Provided entries:
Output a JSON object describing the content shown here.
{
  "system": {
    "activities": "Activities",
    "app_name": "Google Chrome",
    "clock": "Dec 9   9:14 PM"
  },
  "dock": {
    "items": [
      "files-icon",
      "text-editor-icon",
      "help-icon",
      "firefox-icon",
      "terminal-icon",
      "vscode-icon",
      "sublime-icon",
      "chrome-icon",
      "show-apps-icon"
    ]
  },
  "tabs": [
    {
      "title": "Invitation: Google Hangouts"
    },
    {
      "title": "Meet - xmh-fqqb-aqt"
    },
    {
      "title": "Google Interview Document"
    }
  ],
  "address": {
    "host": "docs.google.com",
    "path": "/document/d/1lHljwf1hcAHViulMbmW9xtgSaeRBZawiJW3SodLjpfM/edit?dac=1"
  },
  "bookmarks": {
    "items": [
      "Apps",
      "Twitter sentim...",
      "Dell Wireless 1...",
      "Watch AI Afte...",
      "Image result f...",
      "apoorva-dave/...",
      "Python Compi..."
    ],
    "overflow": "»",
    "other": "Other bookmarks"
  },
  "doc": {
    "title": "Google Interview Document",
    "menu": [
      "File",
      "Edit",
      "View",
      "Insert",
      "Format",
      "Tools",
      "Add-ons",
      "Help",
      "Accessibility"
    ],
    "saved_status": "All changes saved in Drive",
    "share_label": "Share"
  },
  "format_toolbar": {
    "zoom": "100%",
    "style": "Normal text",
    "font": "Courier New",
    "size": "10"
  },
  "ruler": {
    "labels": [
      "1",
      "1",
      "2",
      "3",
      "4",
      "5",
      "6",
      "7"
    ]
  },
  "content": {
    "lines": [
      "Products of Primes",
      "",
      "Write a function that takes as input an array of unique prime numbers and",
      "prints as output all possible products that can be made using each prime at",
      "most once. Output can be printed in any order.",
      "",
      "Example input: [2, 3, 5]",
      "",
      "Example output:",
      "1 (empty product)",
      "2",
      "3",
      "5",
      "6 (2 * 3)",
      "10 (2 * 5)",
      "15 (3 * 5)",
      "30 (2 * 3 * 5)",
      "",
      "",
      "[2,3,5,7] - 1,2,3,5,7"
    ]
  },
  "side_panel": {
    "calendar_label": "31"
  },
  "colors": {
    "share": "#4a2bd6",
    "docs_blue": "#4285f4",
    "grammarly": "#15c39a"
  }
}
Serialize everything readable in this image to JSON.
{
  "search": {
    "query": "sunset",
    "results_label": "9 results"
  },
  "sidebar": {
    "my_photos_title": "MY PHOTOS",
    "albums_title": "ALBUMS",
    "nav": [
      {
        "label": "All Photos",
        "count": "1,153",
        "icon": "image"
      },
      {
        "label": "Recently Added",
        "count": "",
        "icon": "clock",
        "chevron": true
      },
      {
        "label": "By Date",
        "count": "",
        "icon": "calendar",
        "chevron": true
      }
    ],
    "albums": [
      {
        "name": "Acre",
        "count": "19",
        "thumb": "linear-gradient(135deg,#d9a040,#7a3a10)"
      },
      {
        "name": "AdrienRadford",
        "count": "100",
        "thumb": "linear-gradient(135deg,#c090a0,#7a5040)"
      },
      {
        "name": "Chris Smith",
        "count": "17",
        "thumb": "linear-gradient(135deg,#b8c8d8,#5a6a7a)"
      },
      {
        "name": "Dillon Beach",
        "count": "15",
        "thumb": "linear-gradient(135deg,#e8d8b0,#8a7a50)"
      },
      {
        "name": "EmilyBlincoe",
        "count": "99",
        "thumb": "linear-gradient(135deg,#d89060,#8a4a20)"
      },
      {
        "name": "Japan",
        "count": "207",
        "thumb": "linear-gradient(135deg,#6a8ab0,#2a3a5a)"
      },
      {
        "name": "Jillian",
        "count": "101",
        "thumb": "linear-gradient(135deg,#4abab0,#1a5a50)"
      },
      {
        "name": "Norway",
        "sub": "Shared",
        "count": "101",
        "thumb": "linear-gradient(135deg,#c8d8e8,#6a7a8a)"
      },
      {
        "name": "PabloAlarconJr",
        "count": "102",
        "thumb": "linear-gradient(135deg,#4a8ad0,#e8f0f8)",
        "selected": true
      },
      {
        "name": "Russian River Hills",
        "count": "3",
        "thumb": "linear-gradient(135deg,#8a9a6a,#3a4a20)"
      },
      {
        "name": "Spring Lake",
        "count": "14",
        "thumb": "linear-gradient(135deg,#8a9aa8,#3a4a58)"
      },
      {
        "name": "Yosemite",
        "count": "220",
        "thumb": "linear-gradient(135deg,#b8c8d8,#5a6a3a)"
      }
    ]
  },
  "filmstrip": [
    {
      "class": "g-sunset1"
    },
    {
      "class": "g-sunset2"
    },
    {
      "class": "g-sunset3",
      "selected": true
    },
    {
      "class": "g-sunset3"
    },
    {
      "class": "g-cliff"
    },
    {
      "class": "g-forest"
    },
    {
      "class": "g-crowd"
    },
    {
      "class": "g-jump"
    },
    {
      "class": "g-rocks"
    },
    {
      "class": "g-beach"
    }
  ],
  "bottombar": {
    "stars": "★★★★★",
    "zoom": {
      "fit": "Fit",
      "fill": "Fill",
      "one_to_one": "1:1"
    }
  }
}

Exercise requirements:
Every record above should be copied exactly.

Exercise solution:
Output a JSON object describing the content shown here.
{
  "system": {
    "activities": "Activities",
    "app_name": "Google Chrome",
    "clock": "Dec 9   9:14 PM"
  },
  "dock": {
    "items": [
      "files-icon",
      "text-editor-icon",
      "help-icon",
      "firefox-icon",
      "terminal-icon",
      "vscode-icon",
      "sublime-icon",
      "chrome-icon",
      "show-apps-icon"
    ]
  },
  "tabs": [
    {
      "title": "Invitation: Google Hangouts"
    },
    {
      "title": "Meet - xmh-fqqb-aqt"
    },
    {
      "title": "Google Interview Document"
    }
  ],
  "address": {
    "host": "docs.google.com",
    "path": "/document/d/1lHljwf1hcAHViulMbmW9xtgSaeRBZawiJW3SodLjpfM/edit?dac=1"
  },
  "bookmarks": {
    "items": [
      "Apps",
      "Twitter sentim...",
      "Dell Wireless 1...",
      "Watch AI Afte...",
      "Image result f...",
      "apoorva-dave/...",
      "Python Compi..."
    ],
    "overflow": "»",
    "other": "Other bookmarks"
  },
  "doc": {
    "title": "Google Interview Document",
    "menu": [
      "File",
      "Edit",
      "View",
      "Insert",
      "Format",
      "Tools",
      "Add-ons",
      "Help",
      "Accessibility"
    ],
    "saved_status": "All changes saved in Drive",
    "share_label": "Share"
  },
  "format_toolbar": {
    "zoom": "100%",
    "style": "Normal text",
    "font": "Courier New",
    "size": "10"
  },
  "ruler": {
    "labels": [
      "1",
      "1",
      "2",
      "3",
      "4",
      "5",
      "6",
      "7"
    ]
  },
  "content": {
    "lines": [
      "Products of Primes",
      "",
      "Write a function that takes as input an array of unique prime numbers and",
      "prints as output all possible products that can be made using each prime at",
      "most once. Output can be printed in any order.",
      "",
      "Example input: [2, 3, 5]",
      "",
      "Example output:",
      "1 (empty product)",
      "2",
      "3",
      "5",
      "6 (2 * 3)",
      "10 (2 * 5)",
      "15 (3 * 5)",
      "30 (2 * 3 * 5)",
      "",
      "",
      "[2,3,5,7] - 1,2,3,5,7"
    ]
  },
  "side_panel": {
    "calendar_label": "31"
  },
  "colors": {
    "share": "#4a2bd6",
    "docs_blue": "#4285f4",
    "grammarly": "#15c39a"
  }
}
Serialize everything readable in this image to JSON.
{
  "search": {
    "query": "sunset",
    "results_label": "9 results"
  },
  "sidebar": {
    "my_photos_title": "MY PHOTOS",
    "albums_title": "ALBUMS",
    "nav": [
      {
        "label": "All Photos",
        "count": "1,153",
        "icon": "image"
      },
      {
        "label": "Recently Added",
        "count": "",
        "icon": "clock",
        "chevron": true
      },
      {
        "label": "By Date",
        "count": "",
        "icon": "calendar",
        "chevron": true
      }
    ],
    "albums": [
      {
        "name": "Acre",
        "count": "19",
        "thumb": "linear-gradient(135deg,#d9a040,#7a3a10)"
      },
      {
        "name": "AdrienRadford",
        "count": "100",
        "thumb": "linear-gradient(135deg,#c090a0,#7a5040)"
      },
      {
        "name": "Chris Smith",
        "count": "17",
        "thumb": "linear-gradient(135deg,#b8c8d8,#5a6a7a)"
      },
      {
        "name": "Dillon Beach",
        "count": "15",
        "thumb": "linear-gradient(135deg,#e8d8b0,#8a7a50)"
      },
      {
        "name": "EmilyBlincoe",
        "count": "99",
        "thumb": "linear-gradient(135deg,#d89060,#8a4a20)"
      },
      {
        "name": "Japan",
        "count": "207",
        "thumb": "linear-gradient(135deg,#6a8ab0,#2a3a5a)"
      },
      {
        "name": "Jillian",
        "count": "101",
        "thumb": "linear-gradient(135deg,#4abab0,#1a5a50)"
      },
      {
        "name": "Norway",
        "sub": "Shared",
        "count": "101",
        "thumb": "linear-gradient(135deg,#c8d8e8,#6a7a8a)"
      },
      {
        "name": "PabloAlarconJr",
        "count": "102",
        "thumb": "linear-gradient(135deg,#4a8ad0,#e8f0f8)",
        "selected": true
      },
      {
        "name": "Russian River Hills",
        "count": "3",
        "thumb": "linear-gradient(135deg,#8a9a6a,#3a4a20)"
      },
      {
        "name": "Spring Lake",
        "count": "14",
        "thumb": "linear-gradient(135deg,#8a9aa8,#3a4a58)"
      },
      {
        "name": "Yosemite",
        "count": "220",
        "thumb": "linear-gradient(135deg,#b8c8d8,#5a6a3a)"
      }
    ]
  },
  "filmstrip": [
    {
      "class": "g-sunset1"
    },
    {
      "class": "g-sunset2"
    },
    {
      "class": "g-sunset3",
      "selected": true
    },
    {
      "class": "g-sunset3"
    },
    {
      "class": "g-cliff"
    },
    {
      "class": "g-forest"
    },
    {
      "class": "g-crowd"
    },
    {
      "class": "g-jump"
    },
    {
      "class": "g-rocks"
    },
    {
      "class": "g-beach"
    }
  ],
  "bottombar": {
    "stars": "★★★★★",
    "zoom": {
      "fit": "Fit",
      "fill": "Fill",
      "one_to_one": "1:1"
    }
  }
}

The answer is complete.